The potatoes are on their last leg, so you pop them in the fridge in the hope of using them to make some mash tonight. Logical, yes?
Unfortunately not. It turns out it's probably the worst thing you can do with the root veg.
According to the UK's Food Standards Agency, when potatoes are refrigerated the starch in them is converted into sugar -- which means your spuds will taste sweeter but be tougher to chew and become discoloured when you cook them.
Read more: The foods you really shouldn't be keeping in the fridge
But that's not the worst of it. When you pop them in a pot, the oven or a microwave, the starch-turned-sugar can cause a potentially dangerous chemical reaction.
"When baked or fried these sugars combine with the amino acid asparagine and produce the chemical acrylamide," the FSA explains.
Acrylamide is a genotoxic carcinogen that’s been linked to an increased risk of cancer, Metro reports, although more research needs to be done to determine what happens to the body long-term after consuming large amounts of acrylamide.
So where should you be keeping your spuds, then? They’re best stored in paper bag in a cool, dark place, away from any sunlight or kitchen appliances that might give off heat.
Another top tip: don't wash your potatoes before storing them. The moisture might hasten their spoiling.
If you have some potatoes that need to be used, try your hand at one of these tasty dishes:

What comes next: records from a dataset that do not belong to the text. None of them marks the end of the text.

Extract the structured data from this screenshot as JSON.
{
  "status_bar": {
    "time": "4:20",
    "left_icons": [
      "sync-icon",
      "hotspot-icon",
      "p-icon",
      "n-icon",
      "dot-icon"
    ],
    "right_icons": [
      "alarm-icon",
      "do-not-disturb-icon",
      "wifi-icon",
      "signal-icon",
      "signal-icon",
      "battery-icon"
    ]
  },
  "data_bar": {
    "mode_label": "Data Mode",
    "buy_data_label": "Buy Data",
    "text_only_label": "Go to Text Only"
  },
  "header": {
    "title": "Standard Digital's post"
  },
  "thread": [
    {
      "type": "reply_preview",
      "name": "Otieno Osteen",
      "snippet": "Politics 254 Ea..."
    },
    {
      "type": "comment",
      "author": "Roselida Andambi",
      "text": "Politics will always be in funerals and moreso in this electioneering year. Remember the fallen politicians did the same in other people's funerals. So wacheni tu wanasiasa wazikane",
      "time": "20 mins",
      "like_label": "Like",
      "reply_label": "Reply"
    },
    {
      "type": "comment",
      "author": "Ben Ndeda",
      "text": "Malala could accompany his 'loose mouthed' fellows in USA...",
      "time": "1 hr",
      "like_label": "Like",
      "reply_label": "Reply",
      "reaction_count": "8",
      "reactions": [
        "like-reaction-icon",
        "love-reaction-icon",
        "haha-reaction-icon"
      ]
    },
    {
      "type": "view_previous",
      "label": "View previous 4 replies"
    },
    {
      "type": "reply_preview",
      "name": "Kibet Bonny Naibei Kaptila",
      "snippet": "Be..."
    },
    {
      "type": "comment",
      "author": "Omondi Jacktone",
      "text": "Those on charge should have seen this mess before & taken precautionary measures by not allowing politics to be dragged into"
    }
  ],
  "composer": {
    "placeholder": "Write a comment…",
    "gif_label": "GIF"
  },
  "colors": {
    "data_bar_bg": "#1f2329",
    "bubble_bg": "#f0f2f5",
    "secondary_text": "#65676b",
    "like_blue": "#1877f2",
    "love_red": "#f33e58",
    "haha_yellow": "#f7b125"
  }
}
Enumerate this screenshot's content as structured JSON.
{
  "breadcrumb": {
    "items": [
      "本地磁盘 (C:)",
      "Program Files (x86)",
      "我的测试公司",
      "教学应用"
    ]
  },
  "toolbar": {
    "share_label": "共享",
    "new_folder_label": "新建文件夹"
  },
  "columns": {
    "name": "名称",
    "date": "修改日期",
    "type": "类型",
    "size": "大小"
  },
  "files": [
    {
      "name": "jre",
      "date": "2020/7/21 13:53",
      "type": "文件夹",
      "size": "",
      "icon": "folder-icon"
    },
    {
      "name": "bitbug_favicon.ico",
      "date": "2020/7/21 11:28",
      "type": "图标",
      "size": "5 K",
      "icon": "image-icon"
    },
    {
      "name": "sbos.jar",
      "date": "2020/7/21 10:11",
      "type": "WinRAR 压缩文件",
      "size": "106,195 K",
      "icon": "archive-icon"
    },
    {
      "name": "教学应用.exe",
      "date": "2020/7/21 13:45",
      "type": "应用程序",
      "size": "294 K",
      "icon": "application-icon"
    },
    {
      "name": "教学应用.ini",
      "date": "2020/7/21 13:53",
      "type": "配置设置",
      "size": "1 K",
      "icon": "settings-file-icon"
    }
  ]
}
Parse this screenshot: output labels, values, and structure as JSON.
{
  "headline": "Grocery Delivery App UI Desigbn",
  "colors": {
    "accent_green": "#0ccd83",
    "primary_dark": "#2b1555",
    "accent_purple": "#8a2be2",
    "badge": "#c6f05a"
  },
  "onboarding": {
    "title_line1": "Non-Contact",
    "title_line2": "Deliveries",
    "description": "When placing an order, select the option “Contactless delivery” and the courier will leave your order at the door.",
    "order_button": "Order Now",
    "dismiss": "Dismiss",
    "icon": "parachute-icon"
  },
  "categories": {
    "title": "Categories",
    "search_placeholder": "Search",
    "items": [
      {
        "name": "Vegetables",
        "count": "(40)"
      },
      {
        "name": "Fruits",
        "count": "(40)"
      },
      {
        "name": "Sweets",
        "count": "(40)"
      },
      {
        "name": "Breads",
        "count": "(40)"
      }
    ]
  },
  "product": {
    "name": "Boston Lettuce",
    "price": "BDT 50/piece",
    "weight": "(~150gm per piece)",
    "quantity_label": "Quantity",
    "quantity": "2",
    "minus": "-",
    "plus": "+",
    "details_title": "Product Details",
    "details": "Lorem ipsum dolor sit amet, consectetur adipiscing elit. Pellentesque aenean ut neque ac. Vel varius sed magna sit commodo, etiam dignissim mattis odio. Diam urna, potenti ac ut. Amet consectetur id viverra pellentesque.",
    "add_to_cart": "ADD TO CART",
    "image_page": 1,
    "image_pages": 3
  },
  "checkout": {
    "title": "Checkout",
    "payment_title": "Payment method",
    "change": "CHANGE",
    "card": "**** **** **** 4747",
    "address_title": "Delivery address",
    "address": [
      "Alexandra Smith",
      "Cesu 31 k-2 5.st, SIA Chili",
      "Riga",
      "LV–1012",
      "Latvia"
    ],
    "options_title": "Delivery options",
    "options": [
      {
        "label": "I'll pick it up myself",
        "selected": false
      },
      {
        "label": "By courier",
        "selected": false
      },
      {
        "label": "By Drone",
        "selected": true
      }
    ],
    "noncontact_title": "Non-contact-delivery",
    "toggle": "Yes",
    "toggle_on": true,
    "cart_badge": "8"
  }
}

Hearty tuna and potato bake
Sources: food.gov.uk, potatogoodness.com, metro.co.uk